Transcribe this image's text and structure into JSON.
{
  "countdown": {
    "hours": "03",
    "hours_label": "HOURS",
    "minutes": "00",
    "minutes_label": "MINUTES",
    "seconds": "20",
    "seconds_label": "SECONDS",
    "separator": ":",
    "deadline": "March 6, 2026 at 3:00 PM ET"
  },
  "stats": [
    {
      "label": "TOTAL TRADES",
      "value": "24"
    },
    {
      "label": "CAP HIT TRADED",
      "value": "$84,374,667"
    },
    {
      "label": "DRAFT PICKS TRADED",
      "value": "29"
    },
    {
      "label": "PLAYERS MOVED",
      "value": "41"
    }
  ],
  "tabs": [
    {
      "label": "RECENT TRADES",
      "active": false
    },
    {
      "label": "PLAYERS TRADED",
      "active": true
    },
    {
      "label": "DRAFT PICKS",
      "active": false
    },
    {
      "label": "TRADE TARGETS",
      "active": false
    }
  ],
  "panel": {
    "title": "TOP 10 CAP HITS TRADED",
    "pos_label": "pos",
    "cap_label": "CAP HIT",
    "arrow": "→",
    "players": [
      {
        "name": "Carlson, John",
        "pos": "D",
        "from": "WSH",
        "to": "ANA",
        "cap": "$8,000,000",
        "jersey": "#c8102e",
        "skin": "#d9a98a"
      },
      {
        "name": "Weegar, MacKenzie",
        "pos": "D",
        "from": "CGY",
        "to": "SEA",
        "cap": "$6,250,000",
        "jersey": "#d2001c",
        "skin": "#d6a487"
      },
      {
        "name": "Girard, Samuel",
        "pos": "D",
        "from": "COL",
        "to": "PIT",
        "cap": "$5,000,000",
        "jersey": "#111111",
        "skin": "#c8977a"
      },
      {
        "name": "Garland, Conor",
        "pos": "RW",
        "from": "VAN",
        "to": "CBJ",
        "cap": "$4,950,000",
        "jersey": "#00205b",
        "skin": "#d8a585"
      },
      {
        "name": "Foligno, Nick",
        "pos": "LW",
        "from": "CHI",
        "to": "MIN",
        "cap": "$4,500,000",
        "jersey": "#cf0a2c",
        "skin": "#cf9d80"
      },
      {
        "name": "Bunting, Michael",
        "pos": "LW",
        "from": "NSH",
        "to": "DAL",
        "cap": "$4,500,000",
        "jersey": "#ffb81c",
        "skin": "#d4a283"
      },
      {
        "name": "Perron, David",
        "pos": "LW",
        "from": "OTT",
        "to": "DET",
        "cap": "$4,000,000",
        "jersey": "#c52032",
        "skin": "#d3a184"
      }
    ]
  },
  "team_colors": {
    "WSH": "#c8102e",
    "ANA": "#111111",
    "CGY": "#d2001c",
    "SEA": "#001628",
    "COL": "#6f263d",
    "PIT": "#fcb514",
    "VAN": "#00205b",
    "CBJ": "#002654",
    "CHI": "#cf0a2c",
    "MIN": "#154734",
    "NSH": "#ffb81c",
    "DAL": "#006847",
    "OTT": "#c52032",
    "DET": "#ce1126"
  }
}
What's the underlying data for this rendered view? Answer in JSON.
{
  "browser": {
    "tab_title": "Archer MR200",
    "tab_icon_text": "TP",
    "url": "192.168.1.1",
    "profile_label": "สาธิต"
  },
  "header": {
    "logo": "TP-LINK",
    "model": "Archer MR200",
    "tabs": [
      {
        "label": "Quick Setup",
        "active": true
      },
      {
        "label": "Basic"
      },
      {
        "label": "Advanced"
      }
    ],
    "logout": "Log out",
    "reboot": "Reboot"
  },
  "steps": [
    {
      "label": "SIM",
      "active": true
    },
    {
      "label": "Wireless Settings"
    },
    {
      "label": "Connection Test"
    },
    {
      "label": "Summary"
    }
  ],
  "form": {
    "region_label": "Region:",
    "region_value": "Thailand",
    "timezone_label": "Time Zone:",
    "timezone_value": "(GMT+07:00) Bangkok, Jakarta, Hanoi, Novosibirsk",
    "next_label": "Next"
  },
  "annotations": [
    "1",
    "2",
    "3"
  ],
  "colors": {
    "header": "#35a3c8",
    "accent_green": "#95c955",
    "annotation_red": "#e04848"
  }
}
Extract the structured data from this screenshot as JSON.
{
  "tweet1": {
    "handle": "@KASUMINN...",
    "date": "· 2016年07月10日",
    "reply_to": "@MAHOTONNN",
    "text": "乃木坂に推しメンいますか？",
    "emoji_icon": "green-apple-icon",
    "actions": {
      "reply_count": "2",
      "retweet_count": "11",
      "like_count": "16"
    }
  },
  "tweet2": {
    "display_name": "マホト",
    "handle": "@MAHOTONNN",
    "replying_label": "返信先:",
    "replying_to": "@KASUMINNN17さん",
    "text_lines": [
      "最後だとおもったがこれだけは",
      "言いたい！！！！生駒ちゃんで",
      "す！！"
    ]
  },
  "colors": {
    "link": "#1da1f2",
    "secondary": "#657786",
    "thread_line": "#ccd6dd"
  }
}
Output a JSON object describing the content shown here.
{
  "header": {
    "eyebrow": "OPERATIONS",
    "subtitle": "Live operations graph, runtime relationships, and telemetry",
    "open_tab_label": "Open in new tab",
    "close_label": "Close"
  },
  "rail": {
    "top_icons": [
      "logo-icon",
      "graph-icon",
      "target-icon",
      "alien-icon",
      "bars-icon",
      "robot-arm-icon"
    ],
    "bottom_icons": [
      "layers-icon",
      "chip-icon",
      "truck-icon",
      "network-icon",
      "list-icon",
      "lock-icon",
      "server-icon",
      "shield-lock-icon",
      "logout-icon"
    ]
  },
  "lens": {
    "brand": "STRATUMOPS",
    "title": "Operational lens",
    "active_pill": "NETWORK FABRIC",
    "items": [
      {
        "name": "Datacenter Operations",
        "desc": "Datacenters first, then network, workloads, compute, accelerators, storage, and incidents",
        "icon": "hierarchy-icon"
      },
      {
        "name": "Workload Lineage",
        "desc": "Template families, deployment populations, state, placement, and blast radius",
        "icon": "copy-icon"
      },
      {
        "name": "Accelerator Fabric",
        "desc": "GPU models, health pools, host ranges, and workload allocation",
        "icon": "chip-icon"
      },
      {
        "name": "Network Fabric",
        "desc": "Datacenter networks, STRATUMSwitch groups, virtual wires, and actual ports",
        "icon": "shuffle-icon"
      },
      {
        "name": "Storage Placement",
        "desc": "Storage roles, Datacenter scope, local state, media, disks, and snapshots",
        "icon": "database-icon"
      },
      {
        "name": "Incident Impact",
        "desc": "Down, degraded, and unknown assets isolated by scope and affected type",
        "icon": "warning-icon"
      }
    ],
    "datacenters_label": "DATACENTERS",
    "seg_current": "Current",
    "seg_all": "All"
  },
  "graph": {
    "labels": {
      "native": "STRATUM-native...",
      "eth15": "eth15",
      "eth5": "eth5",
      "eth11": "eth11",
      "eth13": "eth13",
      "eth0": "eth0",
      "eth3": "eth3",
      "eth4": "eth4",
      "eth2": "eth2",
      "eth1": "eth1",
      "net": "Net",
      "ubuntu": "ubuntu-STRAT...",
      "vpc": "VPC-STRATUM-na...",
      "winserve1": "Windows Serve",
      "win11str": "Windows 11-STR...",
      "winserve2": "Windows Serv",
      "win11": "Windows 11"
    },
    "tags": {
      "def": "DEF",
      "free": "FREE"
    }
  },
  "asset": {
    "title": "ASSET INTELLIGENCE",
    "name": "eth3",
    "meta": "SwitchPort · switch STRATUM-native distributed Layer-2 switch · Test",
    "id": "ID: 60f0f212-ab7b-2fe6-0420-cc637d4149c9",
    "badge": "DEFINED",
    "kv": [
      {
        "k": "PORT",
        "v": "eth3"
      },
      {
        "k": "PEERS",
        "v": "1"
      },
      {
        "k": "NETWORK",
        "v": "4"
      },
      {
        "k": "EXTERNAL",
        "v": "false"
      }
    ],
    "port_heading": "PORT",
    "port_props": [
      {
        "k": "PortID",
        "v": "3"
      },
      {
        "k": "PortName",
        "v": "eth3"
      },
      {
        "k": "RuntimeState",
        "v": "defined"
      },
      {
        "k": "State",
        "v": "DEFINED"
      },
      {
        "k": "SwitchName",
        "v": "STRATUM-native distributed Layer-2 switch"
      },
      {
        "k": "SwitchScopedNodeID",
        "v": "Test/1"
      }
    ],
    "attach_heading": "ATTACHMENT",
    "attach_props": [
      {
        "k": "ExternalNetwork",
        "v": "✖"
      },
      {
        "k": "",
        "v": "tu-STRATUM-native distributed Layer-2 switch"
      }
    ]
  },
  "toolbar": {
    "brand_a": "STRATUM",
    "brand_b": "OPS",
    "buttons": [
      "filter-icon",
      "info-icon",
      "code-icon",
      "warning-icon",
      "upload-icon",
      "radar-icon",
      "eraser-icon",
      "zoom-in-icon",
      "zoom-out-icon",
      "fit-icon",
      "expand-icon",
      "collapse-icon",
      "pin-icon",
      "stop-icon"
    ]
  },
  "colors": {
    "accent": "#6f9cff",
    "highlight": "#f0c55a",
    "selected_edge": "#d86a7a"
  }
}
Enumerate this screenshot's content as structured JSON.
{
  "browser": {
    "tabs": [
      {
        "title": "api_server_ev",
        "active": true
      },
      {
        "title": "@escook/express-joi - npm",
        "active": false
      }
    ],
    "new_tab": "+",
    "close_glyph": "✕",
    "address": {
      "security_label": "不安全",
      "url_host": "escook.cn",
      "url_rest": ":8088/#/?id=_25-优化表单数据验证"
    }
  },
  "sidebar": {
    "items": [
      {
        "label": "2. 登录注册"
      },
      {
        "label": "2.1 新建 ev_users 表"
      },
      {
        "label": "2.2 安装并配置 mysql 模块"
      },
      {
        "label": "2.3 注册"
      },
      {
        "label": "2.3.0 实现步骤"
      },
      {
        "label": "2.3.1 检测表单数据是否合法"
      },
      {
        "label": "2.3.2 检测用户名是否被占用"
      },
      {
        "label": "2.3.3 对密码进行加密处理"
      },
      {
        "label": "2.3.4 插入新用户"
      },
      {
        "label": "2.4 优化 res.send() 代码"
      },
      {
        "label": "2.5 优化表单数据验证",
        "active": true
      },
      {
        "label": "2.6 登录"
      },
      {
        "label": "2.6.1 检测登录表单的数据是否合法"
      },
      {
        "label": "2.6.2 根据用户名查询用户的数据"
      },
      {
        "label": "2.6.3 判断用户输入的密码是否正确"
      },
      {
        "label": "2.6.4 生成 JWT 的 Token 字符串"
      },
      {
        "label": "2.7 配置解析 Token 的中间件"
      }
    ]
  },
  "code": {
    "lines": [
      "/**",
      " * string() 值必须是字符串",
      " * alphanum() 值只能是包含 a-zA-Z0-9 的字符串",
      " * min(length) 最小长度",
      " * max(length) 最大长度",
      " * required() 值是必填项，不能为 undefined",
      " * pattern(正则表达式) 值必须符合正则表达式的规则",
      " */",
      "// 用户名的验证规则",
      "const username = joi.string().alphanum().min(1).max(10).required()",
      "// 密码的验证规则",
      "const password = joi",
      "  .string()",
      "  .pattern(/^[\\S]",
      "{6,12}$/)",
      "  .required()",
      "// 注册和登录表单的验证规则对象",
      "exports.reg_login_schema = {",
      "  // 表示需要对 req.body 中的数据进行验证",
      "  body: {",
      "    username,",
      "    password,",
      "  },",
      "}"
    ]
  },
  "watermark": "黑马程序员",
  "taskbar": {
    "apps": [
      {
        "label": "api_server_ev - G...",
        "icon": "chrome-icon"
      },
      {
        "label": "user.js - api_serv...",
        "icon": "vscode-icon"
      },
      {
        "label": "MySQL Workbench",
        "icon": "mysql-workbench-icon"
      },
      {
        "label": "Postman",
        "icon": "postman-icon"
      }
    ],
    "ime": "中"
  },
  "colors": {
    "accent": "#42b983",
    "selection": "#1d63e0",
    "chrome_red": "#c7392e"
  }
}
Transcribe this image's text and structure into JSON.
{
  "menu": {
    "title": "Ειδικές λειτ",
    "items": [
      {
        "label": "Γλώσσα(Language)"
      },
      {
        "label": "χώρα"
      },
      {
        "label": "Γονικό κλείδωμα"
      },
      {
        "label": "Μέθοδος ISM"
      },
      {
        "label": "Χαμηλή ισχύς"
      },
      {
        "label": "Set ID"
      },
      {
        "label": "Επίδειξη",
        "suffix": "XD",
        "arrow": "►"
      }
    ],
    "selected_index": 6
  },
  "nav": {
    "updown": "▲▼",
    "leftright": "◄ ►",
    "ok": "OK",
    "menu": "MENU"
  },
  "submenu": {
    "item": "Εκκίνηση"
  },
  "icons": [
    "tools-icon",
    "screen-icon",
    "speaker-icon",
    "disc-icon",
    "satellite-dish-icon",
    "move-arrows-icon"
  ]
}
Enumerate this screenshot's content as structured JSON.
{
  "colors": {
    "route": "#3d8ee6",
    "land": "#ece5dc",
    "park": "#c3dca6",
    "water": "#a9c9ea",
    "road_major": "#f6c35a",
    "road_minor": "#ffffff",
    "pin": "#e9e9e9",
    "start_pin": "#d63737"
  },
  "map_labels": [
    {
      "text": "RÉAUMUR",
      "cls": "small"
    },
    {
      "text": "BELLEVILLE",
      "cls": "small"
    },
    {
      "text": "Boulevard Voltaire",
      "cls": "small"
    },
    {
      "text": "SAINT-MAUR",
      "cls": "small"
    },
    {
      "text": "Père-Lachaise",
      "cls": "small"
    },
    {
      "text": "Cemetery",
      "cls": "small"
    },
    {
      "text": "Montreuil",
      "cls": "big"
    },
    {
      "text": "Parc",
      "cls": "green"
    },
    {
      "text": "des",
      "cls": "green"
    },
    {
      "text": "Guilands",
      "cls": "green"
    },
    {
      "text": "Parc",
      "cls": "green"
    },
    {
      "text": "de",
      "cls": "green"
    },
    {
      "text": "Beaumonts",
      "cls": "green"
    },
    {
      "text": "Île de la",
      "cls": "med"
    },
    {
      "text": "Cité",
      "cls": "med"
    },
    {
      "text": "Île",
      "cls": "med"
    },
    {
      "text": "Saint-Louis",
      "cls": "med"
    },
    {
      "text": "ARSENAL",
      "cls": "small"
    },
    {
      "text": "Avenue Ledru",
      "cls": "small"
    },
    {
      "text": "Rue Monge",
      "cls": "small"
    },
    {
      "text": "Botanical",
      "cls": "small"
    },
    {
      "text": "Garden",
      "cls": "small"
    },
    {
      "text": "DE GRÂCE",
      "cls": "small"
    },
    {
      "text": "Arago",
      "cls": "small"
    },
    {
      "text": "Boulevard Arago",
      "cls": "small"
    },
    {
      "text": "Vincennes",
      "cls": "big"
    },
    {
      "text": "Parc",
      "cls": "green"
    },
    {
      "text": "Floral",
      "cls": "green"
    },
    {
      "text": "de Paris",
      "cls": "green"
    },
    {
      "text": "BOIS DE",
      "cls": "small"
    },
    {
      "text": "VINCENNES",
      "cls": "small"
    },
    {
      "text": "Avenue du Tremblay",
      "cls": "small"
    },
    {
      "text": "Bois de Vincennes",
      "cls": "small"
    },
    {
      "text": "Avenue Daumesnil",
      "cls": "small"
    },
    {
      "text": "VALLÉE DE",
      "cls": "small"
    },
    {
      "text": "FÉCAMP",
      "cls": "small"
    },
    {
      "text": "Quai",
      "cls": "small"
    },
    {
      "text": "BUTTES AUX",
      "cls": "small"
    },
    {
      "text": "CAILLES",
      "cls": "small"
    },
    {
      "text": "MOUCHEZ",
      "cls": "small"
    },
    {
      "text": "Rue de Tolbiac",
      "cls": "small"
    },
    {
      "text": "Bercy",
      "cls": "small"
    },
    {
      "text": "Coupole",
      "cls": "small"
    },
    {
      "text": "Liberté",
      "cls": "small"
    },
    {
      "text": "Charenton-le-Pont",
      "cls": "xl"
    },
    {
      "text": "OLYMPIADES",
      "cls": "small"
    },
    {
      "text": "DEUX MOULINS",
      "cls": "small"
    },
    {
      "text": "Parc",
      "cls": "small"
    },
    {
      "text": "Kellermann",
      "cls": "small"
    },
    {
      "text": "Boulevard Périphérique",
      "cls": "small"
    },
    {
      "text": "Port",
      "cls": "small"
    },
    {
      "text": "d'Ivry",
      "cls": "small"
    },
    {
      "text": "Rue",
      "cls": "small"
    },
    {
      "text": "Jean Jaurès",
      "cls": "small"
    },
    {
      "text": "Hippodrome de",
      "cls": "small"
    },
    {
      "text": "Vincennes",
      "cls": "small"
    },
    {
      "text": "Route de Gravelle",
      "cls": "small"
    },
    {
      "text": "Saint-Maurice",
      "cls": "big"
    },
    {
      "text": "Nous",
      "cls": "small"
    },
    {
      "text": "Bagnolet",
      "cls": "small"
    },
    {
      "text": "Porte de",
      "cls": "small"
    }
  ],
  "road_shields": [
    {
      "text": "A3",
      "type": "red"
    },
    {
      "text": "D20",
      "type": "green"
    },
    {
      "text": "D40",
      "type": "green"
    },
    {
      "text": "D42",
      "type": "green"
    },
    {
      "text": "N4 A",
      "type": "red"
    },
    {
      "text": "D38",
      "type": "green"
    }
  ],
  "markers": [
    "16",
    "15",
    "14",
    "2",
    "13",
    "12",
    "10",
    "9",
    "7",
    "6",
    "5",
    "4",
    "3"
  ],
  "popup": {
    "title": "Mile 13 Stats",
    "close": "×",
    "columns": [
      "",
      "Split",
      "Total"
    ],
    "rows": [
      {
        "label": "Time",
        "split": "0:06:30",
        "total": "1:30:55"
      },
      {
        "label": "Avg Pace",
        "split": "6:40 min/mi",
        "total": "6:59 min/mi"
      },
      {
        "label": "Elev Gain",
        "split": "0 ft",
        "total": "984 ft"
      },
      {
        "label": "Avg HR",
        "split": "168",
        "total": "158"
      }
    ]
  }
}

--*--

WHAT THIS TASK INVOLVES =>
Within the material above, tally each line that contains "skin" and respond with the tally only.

ANSWER TO THIS EXERCISE =>
7